These are basic examples. With time, I’m sure I could get fancier — but I’m just getting started.
While our keyboards can handle lots of Tap Dance keys, our minds may need some time to adjust. I found that it’s quite easy to go overboard with Tap Dance, setting up lots of keys and thoroughly confusing myself.
Instead, I am taking things just a few keys at a time. First I modified my Arrow keys and made sure that works for me, and that I really do use their newfound powers to get actual work done. Once I became used to it, I moved to the next thing. There are still ideas I’m waiting to implement: Double-tapping my Z key to undo (double-tap for Undo), for example. Or pressing and holding my Backspace key to delete entire words backwards. All in good time — I’m letting myself grow into the feature.
There are two types of muscle memory to develop here: One for the actual shortcut (which key does what), and another for the timings (what counts as a hold, what’s quick enough to be a “double tap”). The latter one is called Tapping Term, and you can configure it under the Tapping section of Advanced Settings:
As implemented in QMK, Tap Dance also allows you to switch between layers (either momentarily while holding down the key, or as a toggle). This is something we’re saving for a future date: We wanted to start with a simpler version of Tap Dance first.
Another feature we’re planning is a custom Live Training mode for Tap Dance, based on the action you list for a given “dance”. So rather than ask you to “Produce Cmd+Shift+Alt+Ctrl F12 using Tap Dance”, Live Training will ask you to press whatever you need to “activate Firefox” (the description you provided when setting up the key). This way you’ll be able to practice all of your Tap Dance combos in one place. Stay tuned for that one.
With great power come great… trade-offs, of course. Isn’t that how it goes? Here are a few of the notable ones:
Let’s say you bind your Up key using Tap Dance, and then you try to navigate a text document by hitting Up-Up-Up-Up in rapid succession. This will work, but it will wait until your third or fourth tap to get going. This is because the keyboard needs to make sure you’re not trying to double-tap.
If you’re using AutoShift on your alphanumeric keys, Tap Dance will take precedence.

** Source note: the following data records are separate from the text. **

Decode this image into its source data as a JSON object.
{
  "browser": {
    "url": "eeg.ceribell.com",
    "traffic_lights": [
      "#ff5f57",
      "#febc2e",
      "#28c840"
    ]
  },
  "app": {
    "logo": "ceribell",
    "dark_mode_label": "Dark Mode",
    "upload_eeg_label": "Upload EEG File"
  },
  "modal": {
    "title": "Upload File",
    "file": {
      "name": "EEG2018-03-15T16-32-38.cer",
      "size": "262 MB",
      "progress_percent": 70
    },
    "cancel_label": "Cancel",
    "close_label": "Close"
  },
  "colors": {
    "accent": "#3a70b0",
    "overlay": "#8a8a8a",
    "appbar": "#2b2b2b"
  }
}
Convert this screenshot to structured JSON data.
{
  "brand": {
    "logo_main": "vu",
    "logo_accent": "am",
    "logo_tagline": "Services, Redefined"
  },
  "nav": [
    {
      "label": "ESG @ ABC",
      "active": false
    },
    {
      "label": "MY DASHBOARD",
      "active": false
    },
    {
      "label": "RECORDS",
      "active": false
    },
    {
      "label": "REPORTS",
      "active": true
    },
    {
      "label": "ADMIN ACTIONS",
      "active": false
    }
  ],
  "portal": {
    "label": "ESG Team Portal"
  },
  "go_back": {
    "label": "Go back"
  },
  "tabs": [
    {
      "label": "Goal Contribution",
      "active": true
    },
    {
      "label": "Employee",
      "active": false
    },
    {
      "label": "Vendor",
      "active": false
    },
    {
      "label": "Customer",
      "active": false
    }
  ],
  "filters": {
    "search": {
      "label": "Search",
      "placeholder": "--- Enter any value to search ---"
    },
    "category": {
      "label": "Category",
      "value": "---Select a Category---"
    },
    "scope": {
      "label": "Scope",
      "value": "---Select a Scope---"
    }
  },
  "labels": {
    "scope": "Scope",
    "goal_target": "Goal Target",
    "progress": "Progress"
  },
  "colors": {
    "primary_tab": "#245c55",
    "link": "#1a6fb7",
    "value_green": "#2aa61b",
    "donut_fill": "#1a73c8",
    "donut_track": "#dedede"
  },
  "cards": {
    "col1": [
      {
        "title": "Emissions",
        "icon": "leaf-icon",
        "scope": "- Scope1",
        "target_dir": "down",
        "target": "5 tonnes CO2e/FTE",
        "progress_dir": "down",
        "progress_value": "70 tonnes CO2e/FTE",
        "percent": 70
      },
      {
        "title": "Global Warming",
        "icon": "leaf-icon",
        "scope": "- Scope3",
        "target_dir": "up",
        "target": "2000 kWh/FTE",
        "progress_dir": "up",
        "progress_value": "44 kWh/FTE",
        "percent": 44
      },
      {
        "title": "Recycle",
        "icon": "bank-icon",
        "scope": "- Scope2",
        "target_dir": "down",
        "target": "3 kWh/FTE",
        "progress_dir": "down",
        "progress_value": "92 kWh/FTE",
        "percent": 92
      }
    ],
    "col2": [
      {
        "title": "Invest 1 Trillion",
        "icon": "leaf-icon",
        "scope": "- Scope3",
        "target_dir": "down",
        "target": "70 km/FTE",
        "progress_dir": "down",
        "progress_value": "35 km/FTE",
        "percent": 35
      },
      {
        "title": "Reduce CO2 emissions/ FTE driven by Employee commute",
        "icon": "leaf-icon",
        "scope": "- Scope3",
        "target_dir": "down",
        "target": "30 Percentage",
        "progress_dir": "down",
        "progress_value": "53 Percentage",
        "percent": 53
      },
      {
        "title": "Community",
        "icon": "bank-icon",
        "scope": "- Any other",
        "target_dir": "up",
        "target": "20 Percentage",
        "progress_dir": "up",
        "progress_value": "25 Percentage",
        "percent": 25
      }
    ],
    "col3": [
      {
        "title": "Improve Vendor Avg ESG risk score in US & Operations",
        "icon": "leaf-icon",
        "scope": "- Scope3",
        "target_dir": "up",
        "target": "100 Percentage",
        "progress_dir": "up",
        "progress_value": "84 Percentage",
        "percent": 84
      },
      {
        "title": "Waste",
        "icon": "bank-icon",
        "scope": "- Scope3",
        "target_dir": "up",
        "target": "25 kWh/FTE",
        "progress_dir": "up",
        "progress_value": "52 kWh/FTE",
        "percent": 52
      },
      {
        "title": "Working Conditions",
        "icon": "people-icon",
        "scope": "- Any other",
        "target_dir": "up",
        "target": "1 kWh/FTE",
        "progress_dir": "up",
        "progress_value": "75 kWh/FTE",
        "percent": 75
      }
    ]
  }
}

So AutoShift will “stop working” for those keys you’ve set Tap Dance for.
Tap Dance can’t run macros, at least in Oryx. The UI is just too complicated, for now.
Just like macros, Tap Dance doesn’t support international keycodes directly: The keys are all en-US. You can work around this by specifying the en-US keycode that matches whatever you’re trying to print out in your own input locale, but that requires some mental gymnastics. In other words, you won’t find French ù on the list, for example, but you can still get an ù by sending a single quote instead (which is the key you’d have to tap on an American hardware keyboard, when plugged into a French-speaking computer).
I’m just getting started with Tap Dance, and I’m sure I have a lot to learn. Teach me! Please make something and then ping email@example.com with your layout to show what you’ve created. I’d love to feature your work in an upcoming newsletter!
Erez Zukerman is the CEO and Co-Founder of ZSA Technology labs.